Existing home sales for June fall to "more sustainable" levels, NAR reports
Existing-home sales dropped 11.7 percent in June to a seasonally adjusted annual rate of 5.07 million units from a level of 5.74 million units in May.
Last month's sales activity was 4.3 percent below the 5.30-million unit pace in June 2001.
The four highest months on record were all in 2002: January, February, April and May.
David Lereah, NAR's chief economist, said a general cooling of the housing market was expected.
"After experiencing record highs during the first part of the year, existing home sales eventually were bound to decline to more sustainable levels," he said.
Regionally, home resale activity in the South declined 7.3 percent in June to an annual rate of 2.04 million units, and was 3.3 percent below June 2001. The median price of an existing home in the South was $155,100, which was 6.5 percent higher than June 2001.
Existing home sales in the Northeast dropped 11.8 percent from May to a pace of 600,000 units in June, and were 6.3 percent lower than June 2001. The median existing home price in the Northeast was $167,900, up 11.2 percent from a year ago.

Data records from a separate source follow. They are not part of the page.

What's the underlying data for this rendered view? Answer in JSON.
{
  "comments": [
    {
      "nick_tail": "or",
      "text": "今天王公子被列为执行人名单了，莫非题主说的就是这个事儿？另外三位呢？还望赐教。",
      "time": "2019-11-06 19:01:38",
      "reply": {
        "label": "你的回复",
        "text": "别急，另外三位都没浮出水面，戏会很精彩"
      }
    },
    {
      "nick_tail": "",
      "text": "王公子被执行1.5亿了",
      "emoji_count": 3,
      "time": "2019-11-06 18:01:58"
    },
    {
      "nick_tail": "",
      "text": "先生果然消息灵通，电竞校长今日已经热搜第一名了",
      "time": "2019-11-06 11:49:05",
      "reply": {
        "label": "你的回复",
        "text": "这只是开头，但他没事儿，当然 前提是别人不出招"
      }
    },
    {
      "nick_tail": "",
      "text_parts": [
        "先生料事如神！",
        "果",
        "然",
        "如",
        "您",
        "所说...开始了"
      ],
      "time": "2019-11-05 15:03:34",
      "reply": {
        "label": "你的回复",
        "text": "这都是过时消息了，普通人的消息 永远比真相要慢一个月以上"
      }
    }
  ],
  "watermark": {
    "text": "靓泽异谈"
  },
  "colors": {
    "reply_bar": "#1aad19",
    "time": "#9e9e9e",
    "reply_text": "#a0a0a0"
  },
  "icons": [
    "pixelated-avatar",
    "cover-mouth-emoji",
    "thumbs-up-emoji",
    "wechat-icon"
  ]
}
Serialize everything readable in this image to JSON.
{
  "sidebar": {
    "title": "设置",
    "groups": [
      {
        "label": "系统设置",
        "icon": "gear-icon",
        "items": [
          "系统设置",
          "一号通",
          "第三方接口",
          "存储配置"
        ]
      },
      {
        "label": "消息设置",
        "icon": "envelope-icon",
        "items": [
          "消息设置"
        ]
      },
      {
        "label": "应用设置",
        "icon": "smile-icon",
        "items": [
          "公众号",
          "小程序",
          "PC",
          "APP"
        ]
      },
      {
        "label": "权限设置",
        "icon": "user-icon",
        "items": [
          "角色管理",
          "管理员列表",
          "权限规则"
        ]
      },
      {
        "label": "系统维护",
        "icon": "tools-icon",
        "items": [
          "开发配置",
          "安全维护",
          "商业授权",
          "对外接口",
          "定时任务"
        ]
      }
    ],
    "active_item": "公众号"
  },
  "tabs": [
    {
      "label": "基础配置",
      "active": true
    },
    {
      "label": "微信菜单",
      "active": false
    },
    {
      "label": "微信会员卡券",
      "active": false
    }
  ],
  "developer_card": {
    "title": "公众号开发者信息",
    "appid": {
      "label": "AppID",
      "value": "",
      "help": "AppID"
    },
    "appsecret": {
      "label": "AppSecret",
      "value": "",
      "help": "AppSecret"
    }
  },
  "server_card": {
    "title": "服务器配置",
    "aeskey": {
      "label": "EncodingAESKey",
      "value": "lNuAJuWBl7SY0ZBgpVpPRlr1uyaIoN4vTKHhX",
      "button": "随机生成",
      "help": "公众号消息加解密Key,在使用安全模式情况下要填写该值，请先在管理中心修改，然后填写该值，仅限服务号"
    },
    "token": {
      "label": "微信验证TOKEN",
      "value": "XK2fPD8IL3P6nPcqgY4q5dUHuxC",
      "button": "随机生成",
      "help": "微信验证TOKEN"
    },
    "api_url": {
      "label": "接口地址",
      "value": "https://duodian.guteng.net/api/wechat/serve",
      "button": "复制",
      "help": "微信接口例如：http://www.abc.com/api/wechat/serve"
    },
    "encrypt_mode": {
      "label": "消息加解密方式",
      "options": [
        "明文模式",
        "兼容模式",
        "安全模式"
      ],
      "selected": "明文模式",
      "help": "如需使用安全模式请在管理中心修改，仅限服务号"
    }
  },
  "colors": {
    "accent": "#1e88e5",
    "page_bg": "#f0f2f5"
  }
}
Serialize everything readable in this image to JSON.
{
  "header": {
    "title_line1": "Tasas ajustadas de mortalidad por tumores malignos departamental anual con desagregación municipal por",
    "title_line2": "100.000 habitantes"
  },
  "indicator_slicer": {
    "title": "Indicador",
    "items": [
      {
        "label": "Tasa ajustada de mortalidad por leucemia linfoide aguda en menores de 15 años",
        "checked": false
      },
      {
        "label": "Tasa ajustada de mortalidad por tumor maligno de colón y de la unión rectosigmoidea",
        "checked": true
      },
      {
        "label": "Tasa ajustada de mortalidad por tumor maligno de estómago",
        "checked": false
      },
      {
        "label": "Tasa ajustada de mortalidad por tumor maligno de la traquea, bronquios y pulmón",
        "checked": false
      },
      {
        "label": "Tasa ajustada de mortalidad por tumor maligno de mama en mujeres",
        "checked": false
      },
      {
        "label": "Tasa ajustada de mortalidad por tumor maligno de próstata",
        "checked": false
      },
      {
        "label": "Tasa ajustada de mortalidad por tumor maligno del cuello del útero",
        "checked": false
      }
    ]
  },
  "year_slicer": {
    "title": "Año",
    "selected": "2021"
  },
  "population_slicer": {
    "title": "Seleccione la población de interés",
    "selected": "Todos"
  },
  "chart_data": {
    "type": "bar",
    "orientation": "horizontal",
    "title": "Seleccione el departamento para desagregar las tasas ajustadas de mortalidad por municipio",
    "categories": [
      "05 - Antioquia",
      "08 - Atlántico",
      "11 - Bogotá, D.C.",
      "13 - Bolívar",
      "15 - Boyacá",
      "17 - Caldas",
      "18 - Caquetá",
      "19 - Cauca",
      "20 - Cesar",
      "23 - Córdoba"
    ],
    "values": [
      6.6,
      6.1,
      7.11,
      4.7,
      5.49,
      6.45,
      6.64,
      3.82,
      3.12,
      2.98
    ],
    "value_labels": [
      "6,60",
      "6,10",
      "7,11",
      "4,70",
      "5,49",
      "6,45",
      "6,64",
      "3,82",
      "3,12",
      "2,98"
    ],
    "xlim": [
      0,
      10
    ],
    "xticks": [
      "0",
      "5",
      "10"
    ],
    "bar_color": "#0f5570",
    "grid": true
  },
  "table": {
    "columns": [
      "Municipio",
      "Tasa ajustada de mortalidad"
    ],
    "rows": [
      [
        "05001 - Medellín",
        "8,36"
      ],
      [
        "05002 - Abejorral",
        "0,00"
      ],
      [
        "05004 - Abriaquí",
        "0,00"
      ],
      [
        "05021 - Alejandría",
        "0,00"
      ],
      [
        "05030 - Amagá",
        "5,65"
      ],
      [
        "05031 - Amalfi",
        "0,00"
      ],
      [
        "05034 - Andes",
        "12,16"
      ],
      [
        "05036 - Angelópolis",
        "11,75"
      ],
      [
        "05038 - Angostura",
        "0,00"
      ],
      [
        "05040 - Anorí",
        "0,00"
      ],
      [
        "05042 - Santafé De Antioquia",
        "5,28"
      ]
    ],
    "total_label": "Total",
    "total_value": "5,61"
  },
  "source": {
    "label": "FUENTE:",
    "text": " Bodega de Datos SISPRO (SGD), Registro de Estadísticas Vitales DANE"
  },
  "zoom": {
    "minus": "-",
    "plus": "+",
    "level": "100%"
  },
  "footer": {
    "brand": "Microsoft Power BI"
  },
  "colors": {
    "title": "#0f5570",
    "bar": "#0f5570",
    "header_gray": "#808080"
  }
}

Homes in the Midwest were reselling at an annual rate of 1.08 million units in June, 13.6 percent below May and 4.4 percent lower than June 2001. The median price in the Midwest was $137,100, up 5.5 percent from a year ago.
The existing home sales pace in the West dropped 16.1 percent from May to an annual rate of 1.35 million units in June, and was down 4.9 percent from June 2001. The median existing home price in the West was $224,500, up 12.7 percent from the same month a year earlier.